From the entries provided below, copy each line that contains the word "месяц".

[Stored records]
========================
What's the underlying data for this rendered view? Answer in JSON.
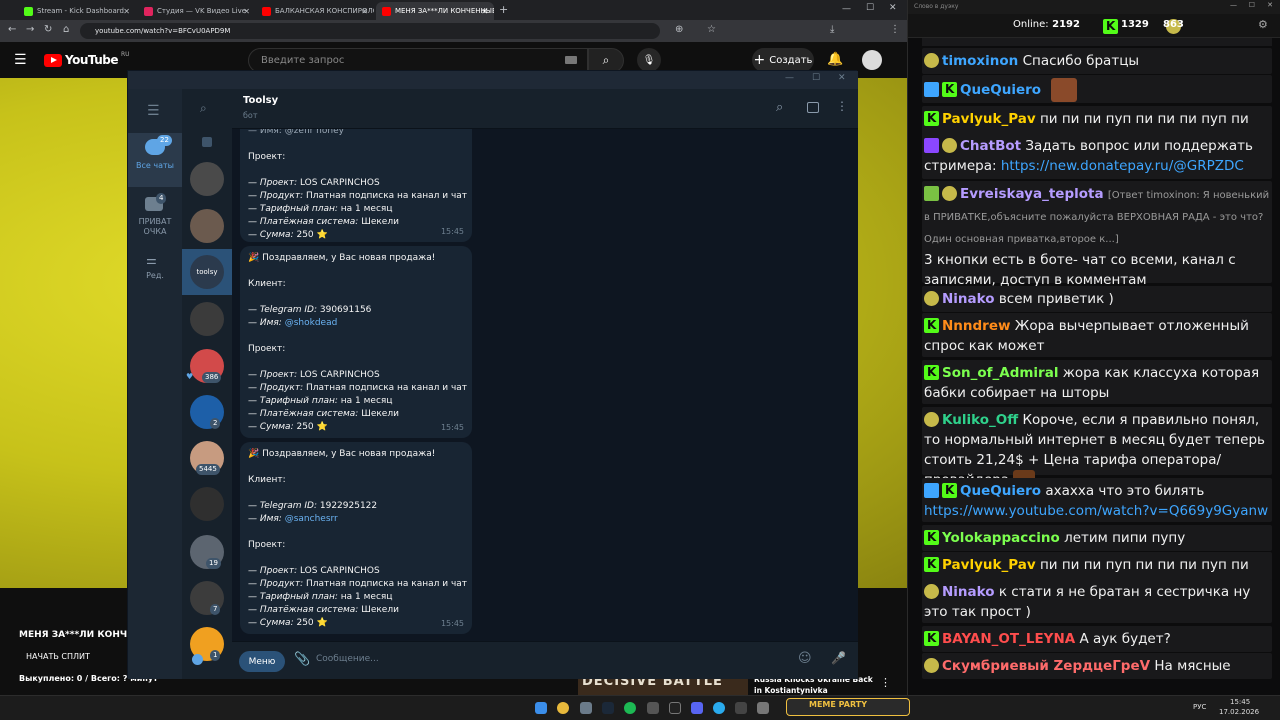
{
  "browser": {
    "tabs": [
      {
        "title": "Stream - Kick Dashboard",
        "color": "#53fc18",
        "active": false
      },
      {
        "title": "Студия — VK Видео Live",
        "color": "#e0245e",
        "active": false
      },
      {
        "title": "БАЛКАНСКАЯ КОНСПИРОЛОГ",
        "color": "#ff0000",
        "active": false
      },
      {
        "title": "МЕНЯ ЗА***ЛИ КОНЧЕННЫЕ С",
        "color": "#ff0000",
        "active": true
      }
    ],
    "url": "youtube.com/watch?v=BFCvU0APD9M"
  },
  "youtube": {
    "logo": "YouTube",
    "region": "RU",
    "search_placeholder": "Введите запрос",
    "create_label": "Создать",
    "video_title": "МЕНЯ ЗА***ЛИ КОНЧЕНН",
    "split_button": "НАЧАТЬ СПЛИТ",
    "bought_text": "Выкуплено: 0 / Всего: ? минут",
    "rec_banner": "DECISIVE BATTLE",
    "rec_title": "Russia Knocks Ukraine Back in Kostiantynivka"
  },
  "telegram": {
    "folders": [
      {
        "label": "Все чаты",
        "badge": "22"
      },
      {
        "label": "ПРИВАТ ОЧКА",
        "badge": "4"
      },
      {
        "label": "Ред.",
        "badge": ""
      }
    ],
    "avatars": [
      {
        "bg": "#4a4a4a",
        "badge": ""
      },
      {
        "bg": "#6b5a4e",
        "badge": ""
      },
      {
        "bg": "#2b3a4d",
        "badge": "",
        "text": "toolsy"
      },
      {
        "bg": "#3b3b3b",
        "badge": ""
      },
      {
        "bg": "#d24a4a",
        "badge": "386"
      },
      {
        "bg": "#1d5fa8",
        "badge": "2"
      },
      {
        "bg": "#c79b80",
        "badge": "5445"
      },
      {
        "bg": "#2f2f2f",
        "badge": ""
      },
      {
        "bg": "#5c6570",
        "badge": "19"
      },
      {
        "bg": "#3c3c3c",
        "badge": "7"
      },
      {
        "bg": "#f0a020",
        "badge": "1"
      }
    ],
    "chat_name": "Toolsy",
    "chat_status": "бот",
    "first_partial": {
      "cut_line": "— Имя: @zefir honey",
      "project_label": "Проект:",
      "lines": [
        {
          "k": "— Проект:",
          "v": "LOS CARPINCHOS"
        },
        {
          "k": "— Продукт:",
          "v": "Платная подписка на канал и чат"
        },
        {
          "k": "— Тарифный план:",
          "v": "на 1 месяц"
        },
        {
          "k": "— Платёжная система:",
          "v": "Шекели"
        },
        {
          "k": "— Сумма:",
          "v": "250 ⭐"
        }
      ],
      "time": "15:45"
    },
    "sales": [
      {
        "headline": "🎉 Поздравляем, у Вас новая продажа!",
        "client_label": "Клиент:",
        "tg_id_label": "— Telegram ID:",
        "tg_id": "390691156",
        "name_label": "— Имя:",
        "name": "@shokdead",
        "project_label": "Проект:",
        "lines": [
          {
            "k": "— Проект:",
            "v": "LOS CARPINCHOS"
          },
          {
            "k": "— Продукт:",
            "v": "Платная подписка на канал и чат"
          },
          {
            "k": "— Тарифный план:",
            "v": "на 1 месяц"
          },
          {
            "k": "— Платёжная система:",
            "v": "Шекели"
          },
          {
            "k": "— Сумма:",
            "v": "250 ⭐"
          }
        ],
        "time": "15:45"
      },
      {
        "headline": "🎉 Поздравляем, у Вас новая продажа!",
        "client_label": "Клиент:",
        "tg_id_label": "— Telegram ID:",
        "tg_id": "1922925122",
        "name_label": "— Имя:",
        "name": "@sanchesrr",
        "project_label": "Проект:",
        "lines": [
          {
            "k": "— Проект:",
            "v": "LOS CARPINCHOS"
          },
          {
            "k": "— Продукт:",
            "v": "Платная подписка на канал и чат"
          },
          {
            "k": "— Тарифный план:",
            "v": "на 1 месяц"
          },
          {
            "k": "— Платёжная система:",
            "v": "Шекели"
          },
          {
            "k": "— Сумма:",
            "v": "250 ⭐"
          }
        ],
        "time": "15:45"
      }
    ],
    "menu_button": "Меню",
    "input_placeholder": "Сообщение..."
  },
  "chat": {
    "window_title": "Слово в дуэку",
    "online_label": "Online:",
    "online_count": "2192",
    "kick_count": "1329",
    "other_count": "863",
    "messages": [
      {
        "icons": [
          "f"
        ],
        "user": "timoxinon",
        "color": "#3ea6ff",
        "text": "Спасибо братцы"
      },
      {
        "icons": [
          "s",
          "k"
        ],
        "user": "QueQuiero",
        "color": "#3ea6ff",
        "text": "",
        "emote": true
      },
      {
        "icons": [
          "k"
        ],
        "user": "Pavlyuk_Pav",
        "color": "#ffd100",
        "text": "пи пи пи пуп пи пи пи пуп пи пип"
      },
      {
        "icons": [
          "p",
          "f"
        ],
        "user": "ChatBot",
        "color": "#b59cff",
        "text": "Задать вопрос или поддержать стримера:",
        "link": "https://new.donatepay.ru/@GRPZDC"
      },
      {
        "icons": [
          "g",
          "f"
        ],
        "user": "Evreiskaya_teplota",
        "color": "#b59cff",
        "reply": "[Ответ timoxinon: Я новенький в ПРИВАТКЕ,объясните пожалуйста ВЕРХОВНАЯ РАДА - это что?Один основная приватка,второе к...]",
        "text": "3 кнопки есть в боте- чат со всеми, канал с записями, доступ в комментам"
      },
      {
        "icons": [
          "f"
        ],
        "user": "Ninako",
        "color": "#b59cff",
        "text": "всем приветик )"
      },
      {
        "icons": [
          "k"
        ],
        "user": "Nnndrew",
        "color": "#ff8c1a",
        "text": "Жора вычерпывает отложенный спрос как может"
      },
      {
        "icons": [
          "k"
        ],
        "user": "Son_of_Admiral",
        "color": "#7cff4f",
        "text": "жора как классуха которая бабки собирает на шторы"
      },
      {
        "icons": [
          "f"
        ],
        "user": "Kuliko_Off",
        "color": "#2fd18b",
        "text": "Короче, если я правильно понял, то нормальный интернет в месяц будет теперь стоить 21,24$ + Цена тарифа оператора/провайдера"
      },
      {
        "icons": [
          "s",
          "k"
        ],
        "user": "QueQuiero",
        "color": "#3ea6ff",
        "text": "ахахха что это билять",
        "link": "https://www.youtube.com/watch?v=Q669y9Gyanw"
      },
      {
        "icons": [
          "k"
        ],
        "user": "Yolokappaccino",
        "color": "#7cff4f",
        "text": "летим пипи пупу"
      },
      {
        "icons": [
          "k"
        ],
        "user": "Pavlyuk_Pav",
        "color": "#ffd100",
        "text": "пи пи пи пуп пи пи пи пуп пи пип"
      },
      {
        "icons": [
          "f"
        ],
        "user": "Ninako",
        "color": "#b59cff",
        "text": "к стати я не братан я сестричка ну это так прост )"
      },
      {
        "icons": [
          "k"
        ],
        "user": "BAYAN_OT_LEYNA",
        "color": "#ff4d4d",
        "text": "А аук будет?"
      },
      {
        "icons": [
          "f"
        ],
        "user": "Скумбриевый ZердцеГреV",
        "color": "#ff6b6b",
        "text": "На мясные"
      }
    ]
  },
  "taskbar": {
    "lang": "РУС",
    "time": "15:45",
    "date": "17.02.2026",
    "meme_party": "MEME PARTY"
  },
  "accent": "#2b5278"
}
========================
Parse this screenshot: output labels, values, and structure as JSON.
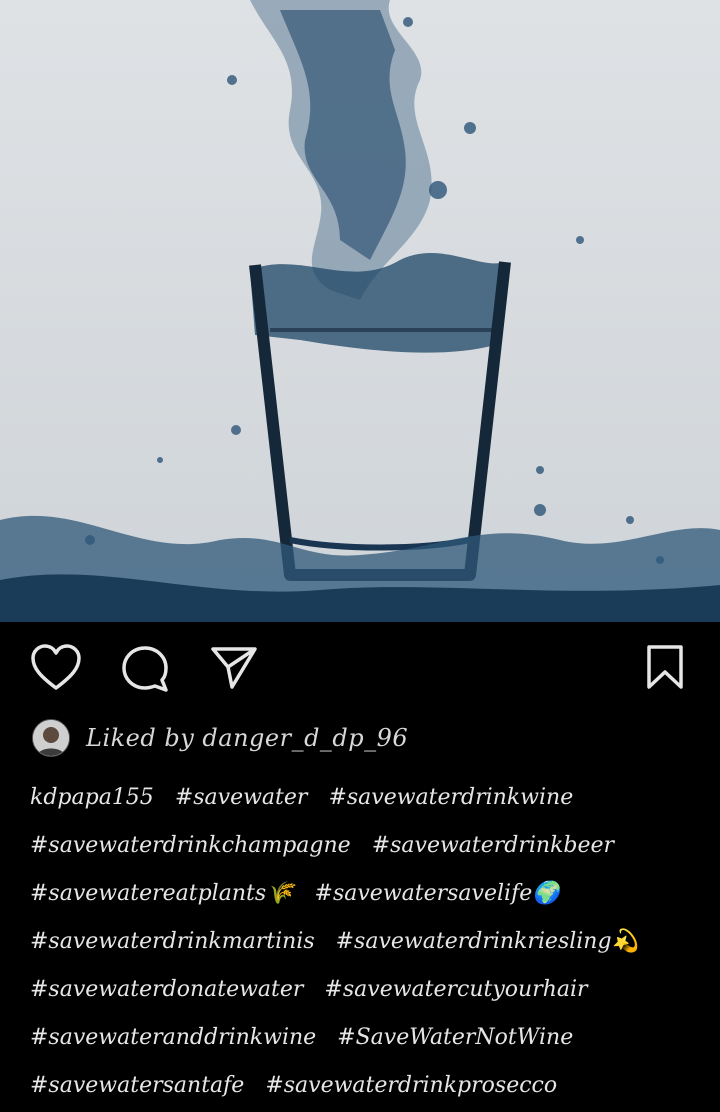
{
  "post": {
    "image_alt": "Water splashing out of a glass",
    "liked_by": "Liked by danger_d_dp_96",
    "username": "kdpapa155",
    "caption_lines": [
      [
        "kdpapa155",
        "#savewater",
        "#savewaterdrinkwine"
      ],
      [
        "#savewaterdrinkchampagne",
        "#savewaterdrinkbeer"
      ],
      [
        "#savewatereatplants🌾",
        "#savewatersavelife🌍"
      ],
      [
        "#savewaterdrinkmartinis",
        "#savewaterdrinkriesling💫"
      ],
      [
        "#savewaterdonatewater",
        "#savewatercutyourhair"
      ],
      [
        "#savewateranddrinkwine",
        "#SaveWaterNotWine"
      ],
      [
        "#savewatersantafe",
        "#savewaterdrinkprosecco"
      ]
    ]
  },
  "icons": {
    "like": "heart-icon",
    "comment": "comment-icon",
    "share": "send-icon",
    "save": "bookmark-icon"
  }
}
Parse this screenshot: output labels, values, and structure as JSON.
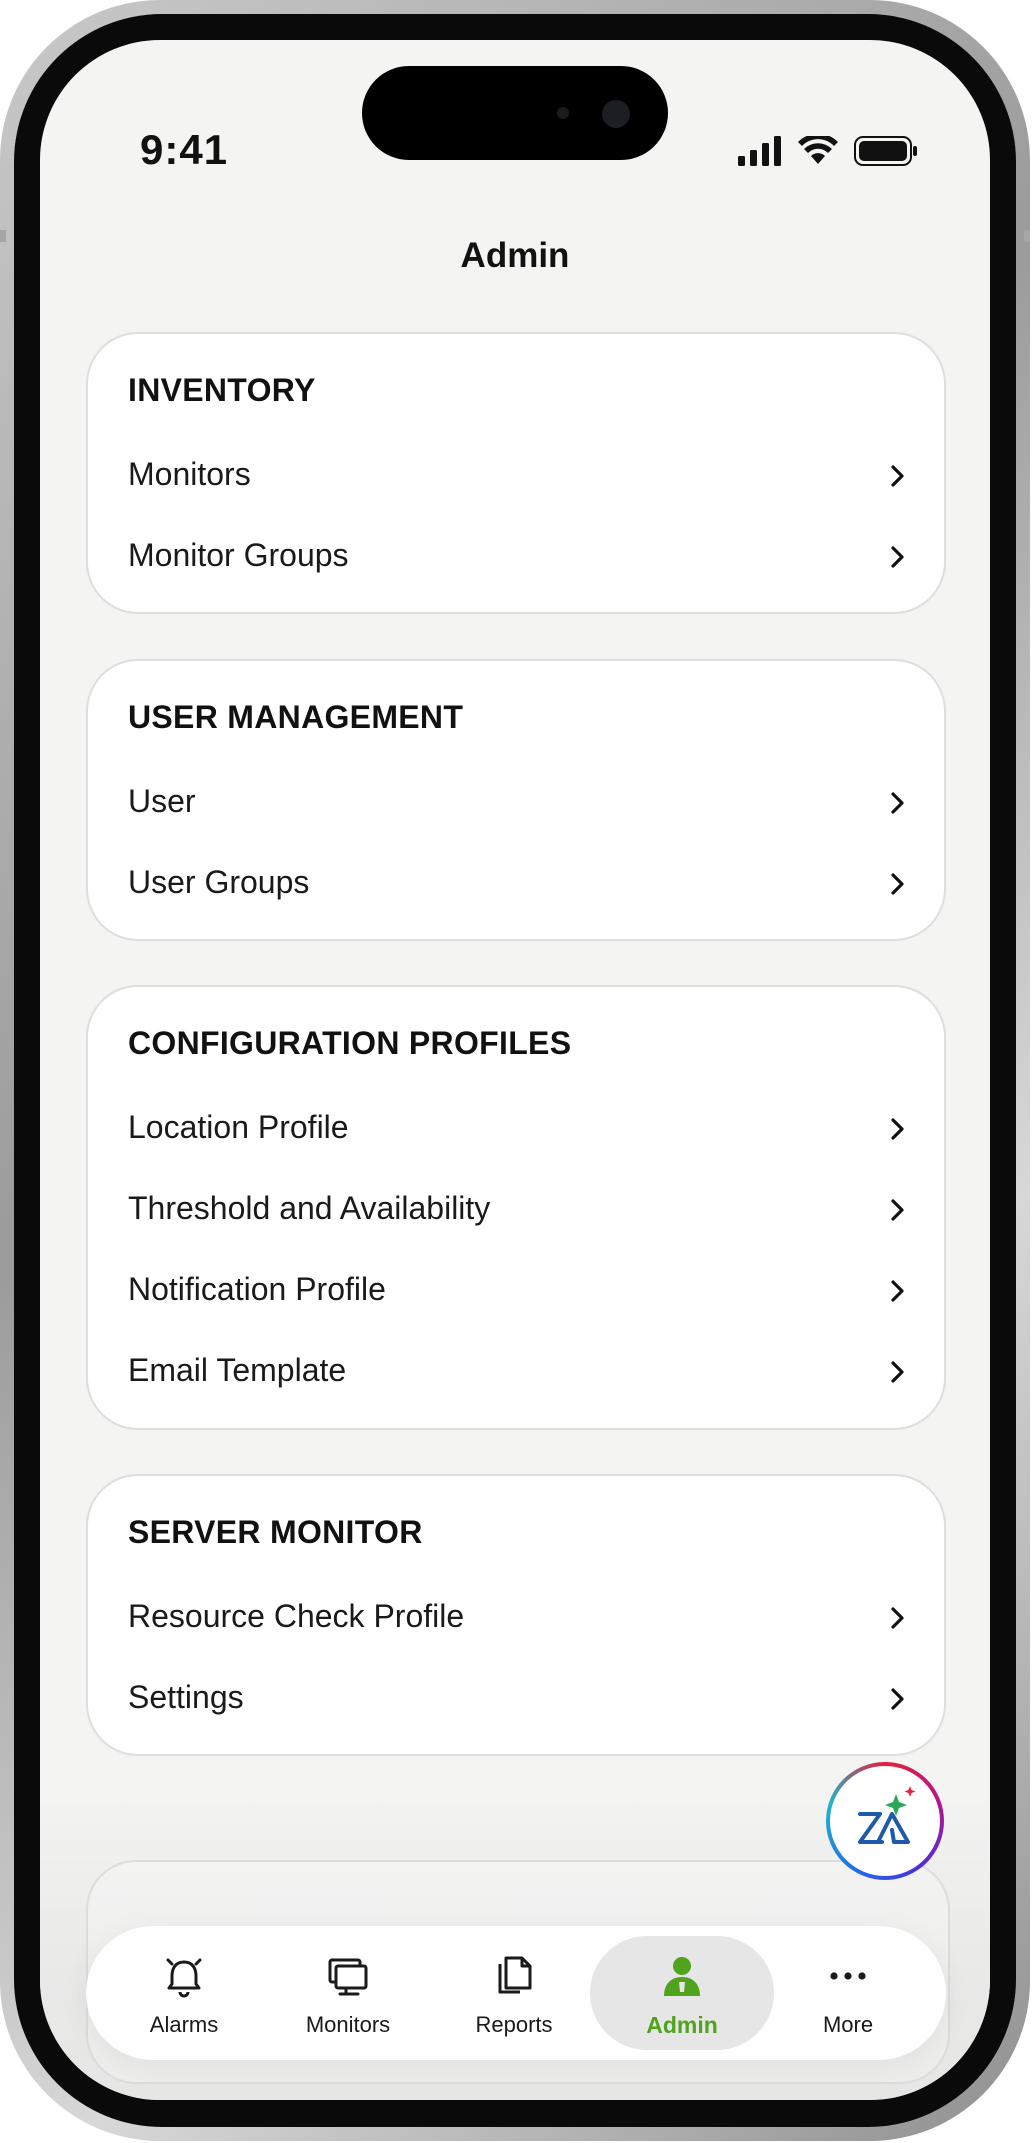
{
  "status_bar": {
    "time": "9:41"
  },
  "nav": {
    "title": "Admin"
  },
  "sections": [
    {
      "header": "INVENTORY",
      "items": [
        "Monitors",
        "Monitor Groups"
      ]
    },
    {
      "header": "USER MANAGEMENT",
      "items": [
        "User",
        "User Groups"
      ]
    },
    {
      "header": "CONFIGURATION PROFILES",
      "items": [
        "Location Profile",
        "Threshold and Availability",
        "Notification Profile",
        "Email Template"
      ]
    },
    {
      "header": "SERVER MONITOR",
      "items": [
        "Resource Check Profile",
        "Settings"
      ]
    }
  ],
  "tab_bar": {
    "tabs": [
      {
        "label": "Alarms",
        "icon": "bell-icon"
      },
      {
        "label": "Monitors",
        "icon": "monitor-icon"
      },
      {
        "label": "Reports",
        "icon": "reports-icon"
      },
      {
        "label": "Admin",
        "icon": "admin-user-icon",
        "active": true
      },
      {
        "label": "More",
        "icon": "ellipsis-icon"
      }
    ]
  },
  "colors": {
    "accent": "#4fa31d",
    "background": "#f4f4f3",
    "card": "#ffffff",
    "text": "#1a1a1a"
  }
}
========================
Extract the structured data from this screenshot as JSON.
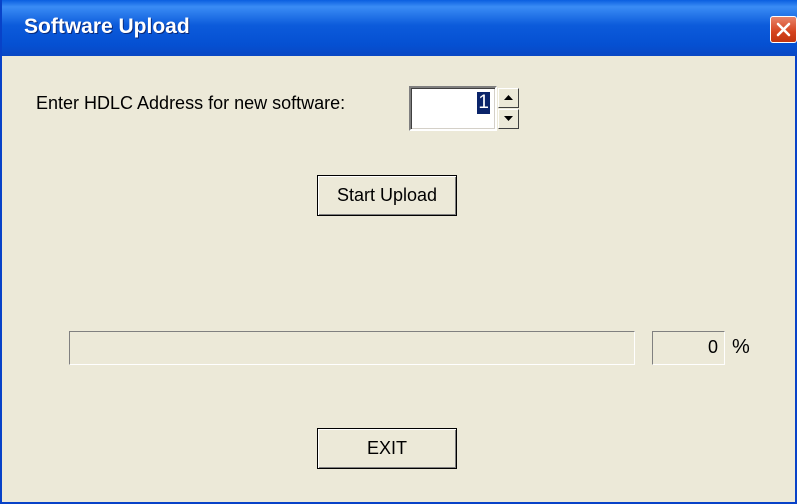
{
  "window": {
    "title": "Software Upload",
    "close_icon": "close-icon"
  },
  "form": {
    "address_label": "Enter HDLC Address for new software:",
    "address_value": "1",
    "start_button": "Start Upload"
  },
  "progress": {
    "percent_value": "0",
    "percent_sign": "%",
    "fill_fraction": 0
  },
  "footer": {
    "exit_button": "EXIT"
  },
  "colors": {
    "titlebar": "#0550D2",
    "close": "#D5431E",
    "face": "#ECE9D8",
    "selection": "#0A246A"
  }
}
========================
[Exercise output]:
          "v": "на 1 месяц"
            "v": "на 1 месяц"
            "v": "на 1 месяц"
        "text": "Короче, если я правильно понял, то нормальный интернет в месяц будет теперь стоить 21,24$ + Цена тарифа оператора/провайдера"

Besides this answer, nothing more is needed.